Yesterday eBay made a series of announcements regarding new APIs and developer tools, calling for the company to rebuild the technical guts of its eBay.com site as a series of modular services, rather than a single, unified application. Today, David Berlind chipped in with an interesting analysis of web based APIs from Google, Amazon, Yahoo, Microsoft, AOL and eBay becoming the new platform providers in the way that in the desktop era it was the operating systems of Windows, Mac and Unix that provided the primary platforms for applications.

In a sense what he is saying is that if we compare the API providers to Windows, or Mac, then the next step in application development is the user interfaces that are being built on top of those APIs. Microsoftware.

the Holy Grail for companies like Salesforce, eBay, Amazon, Yahoo, Google, et alia: to be in the infrastructure business but to let developers be the ones that drive adoption through innovation. Sure, if you’re one of those or other API providers, it helps to provide prototypes or something that’s minimally functional to get new users started. But when I look at where Google is going with Google Apps (of which Google Docs and Google Spreadsheets are only a part), my sense is that there are innovators out there that will come along and build user interfaces on top of Google’s APIs that are far more compelling than Google’s native interfaces.

So where does that leave the nonprofit looking to leverage current trends and forthcoming trends? For a second stop thinking of the organisation as single unfied organisation based on a single platform. Start thinking of it as a technological enabler for a cause. The tools to enable that cause are developed and then the constituents are given these tools to develop their own version of the tools on top of them. In the way that Excel allows you to develop your own spreadsheets, rather than in the way that eBay releases a new API. If your constituents are savvy enough, you can always give them an API as well.

btw if you read through to the end of David Berlind’s article one can not help but think that he is arguing that the business to be in is the business of creating a better UI. I think Joel may agree.

Microsoftware

June 2, 2007

Micrsoftware, nothing to do with Microsoft, refers to small discrete bits of software that rely on an established piece of software or an API. A classic example of this is Joel Spolsky’s copilot project. Its a small discrete piece of software that uses the open source VNC project as its core. A piece of software that uses an established API can also be seen as microsoftware like Agent Earth which allows users to browse real-estate data by location in Google Earth. Even TubeMogule which allows users to track online video analytics across online video sites including Google Video, MetaCafe, MySpace, Revver and YouTube can be seen as microsoftware.

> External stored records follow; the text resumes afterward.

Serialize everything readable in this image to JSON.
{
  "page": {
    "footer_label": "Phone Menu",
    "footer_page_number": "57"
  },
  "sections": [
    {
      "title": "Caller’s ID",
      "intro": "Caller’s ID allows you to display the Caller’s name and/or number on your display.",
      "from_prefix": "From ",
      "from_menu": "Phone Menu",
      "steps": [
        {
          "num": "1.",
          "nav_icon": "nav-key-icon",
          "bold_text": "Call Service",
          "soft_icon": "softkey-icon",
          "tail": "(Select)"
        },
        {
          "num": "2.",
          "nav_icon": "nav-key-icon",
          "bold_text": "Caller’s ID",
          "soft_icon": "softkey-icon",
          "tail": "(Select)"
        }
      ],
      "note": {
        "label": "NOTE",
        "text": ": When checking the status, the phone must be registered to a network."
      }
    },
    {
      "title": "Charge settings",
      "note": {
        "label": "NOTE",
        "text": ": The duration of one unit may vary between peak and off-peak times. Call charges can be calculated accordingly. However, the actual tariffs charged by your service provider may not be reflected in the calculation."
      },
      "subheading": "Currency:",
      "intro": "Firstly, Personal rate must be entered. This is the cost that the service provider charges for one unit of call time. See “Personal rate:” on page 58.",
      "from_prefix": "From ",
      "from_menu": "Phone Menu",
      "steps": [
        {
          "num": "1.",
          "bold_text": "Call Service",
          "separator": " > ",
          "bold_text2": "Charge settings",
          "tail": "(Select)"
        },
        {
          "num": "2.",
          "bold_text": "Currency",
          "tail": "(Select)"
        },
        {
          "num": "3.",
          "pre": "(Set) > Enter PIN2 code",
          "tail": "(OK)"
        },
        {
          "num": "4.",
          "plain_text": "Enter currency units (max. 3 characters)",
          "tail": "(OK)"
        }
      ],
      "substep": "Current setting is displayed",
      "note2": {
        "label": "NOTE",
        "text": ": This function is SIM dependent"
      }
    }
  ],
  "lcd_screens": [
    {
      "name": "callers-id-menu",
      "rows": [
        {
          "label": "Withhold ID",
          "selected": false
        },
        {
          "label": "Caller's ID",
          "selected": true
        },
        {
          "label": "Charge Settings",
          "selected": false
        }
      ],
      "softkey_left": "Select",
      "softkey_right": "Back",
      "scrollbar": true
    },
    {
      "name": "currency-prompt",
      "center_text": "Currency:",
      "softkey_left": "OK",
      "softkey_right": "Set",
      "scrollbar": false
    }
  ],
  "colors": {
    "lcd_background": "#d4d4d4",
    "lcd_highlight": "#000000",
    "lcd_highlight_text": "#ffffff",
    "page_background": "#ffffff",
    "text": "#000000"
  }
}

Developing microsoftware ensures that you have a ready audience for your product. It also often means that the heavy work is already done by the parent product and that your microsoftware is adding value via either a different interface, a mashing of two or more data sources, simplifying an existing process, adding a new process or creating new data based on the parent product. Plugins, software dependent on APIs, toolbars, widgets and software that gives the parent product a new UI can also be seen as microsoftware.